Given their size, the location of the thick mat described and the recent rain I guessed immediately that they were springtails having written about them in this blog last year. I didn't expect I would be able to identify them at this time but put them under the microscope anyway.
Even with my modest instrument I was able to identify them as springtails. Identifying the species is way beyond me and even most entomologists* but I was intrigued by the bright iridescent blue-green color they exhibited when lit from the side.
|Springtails clustered on stone- Georgia P.|
After that introduction, I dare you to skip The Incredible Springtail.
2017 Linda Bower's video of a water Springtail feeding if a fun view.

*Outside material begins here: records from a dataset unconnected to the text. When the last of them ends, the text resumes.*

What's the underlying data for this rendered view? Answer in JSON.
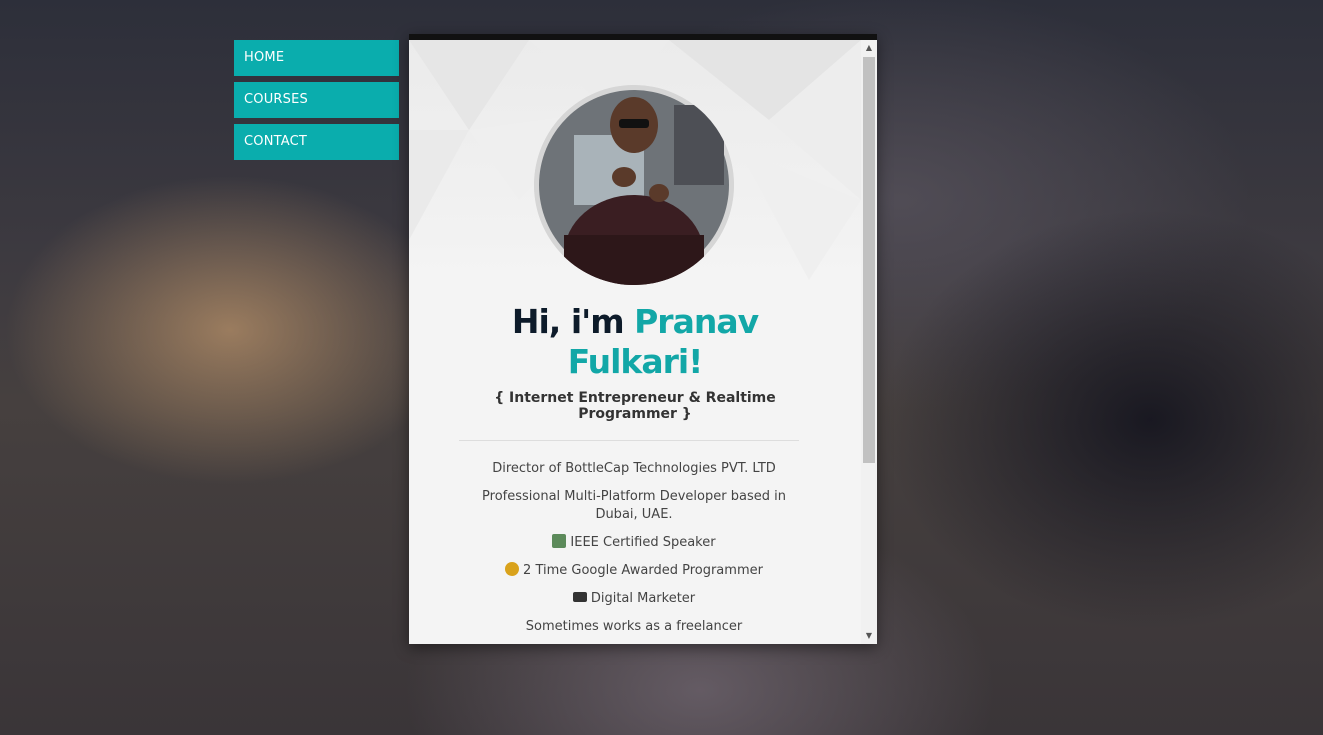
{
  "nav": {
    "items": [
      "HOME",
      "COURSES",
      "CONTACT"
    ]
  },
  "profile": {
    "greeting": "Hi, i'm ",
    "name_line1": "Pranav",
    "name_line2": "Fulkari!",
    "tagline": "{ Internet Entrepreneur & Realtime Programmer }"
  },
  "info": {
    "line1": "Director of BottleCap Technologies PVT. LTD",
    "line2": "Professional Multi-Platform Developer based in Dubai, UAE.",
    "line3": "IEEE Certified Speaker",
    "line4": "2 Time Google Awarded Programmer",
    "line5": "Digital Marketer",
    "line6": "Sometimes works as a freelancer"
  },
  "icons": {
    "speaker": "speaker-icon",
    "medal": "medal-icon",
    "laptop": "laptop-icon"
  },
  "colors": {
    "accent": "#0aadad",
    "name": "#12a7a7",
    "heading": "#0d1b2a"
  }
}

* An exceptional entomologist who described many springtail species was John Lubbock who wrote this classic monograph in 1873, now available free on Google Play. He did this while being a successful British banker, MP, philanthropist, biologist, establishing archaeology as a scientific discipline, and influencing nineteenth-century debates concerning evolutionary theory. He wrote books on hymenoptera and other scientific subjects. He sired six children, although how he found the time hasn't been recorded. Thanks Chris.